> [Exercise description]: Which lines of the entries below include "bookmarks"? List them all.

> [Excerpts from a dataset]:
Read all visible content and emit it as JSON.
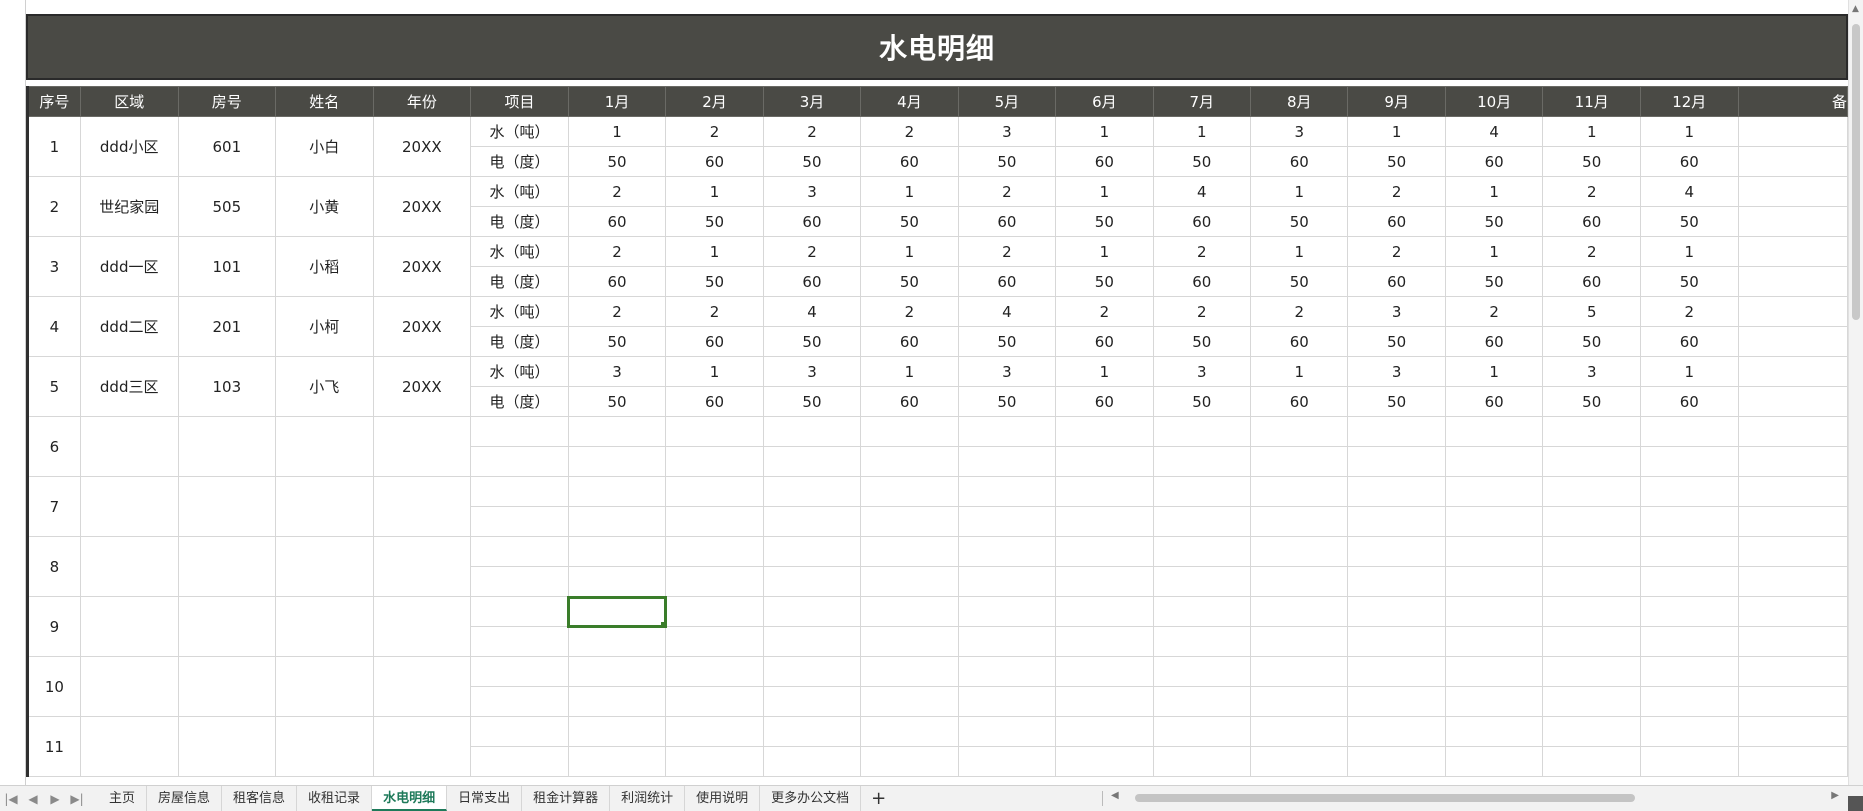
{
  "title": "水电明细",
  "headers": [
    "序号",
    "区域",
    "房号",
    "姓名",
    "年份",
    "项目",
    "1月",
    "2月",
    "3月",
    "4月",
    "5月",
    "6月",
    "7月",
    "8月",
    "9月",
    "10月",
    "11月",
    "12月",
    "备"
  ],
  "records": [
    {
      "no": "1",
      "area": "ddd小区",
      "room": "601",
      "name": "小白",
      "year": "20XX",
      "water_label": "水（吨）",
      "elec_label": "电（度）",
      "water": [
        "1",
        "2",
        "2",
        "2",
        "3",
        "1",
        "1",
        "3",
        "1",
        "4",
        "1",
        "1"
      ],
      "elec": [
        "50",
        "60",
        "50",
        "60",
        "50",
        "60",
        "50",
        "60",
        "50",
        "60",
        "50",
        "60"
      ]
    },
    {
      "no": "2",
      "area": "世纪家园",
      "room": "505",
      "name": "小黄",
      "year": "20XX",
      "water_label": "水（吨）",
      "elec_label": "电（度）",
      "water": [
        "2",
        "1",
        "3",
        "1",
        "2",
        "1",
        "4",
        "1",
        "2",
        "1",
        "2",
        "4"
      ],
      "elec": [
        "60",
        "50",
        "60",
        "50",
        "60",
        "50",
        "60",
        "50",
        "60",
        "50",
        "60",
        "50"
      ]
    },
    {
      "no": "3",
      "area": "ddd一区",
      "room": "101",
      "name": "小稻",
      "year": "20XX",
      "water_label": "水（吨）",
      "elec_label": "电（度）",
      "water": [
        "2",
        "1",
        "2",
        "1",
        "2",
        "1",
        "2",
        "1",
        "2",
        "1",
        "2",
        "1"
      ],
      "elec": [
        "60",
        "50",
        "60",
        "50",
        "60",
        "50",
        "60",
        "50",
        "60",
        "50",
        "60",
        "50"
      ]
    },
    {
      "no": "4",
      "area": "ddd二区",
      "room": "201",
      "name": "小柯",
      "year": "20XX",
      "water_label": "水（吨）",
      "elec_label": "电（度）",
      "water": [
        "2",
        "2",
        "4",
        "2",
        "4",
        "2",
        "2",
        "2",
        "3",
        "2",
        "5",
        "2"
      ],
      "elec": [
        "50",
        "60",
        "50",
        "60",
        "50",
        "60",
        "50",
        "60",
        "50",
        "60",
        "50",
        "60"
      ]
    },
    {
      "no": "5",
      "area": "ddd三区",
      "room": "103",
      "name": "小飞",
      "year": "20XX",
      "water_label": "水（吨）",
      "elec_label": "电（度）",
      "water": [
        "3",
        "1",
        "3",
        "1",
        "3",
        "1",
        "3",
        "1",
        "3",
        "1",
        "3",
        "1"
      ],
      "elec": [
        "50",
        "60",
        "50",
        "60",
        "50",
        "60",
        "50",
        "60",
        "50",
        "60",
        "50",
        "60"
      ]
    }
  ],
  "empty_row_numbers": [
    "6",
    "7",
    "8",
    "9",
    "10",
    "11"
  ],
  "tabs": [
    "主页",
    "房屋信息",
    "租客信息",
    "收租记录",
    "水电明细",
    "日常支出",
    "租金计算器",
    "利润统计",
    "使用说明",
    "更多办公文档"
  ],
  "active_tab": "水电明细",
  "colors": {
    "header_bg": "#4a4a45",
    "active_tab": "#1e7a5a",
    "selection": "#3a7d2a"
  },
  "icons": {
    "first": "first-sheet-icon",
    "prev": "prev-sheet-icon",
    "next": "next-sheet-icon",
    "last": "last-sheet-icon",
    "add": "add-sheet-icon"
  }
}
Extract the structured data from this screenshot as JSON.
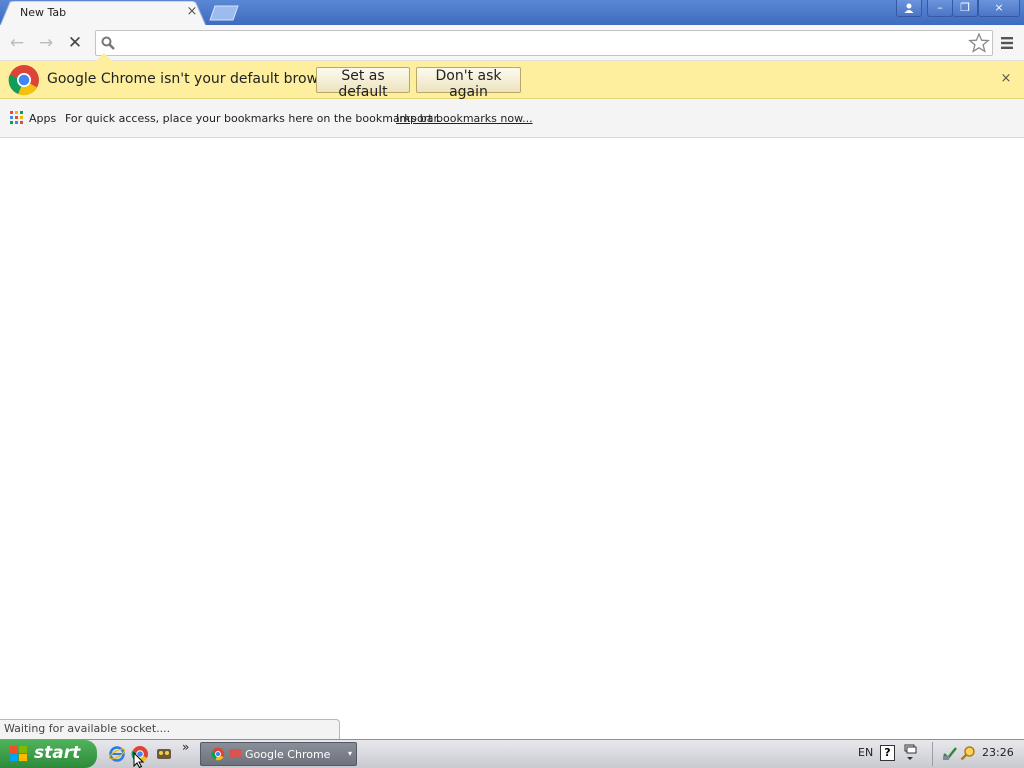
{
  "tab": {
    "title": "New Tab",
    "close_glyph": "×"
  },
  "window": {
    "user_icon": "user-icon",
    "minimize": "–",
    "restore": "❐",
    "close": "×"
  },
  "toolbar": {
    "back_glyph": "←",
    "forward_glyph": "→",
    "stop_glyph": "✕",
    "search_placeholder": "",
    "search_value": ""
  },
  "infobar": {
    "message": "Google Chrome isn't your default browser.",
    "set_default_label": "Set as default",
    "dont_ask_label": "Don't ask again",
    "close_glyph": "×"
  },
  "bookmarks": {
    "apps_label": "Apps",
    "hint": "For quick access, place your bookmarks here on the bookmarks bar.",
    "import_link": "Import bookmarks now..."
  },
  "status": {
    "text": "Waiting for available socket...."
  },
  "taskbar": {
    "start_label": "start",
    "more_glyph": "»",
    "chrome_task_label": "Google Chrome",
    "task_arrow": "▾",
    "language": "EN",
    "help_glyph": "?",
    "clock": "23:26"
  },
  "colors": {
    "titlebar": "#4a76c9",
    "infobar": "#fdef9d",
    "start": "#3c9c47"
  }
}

> [Answer space]:
  "bookmarks": {
    "hint": "For quick access, place your bookmarks here on the bookmarks bar.",
    "import_link": "Import bookmarks now..."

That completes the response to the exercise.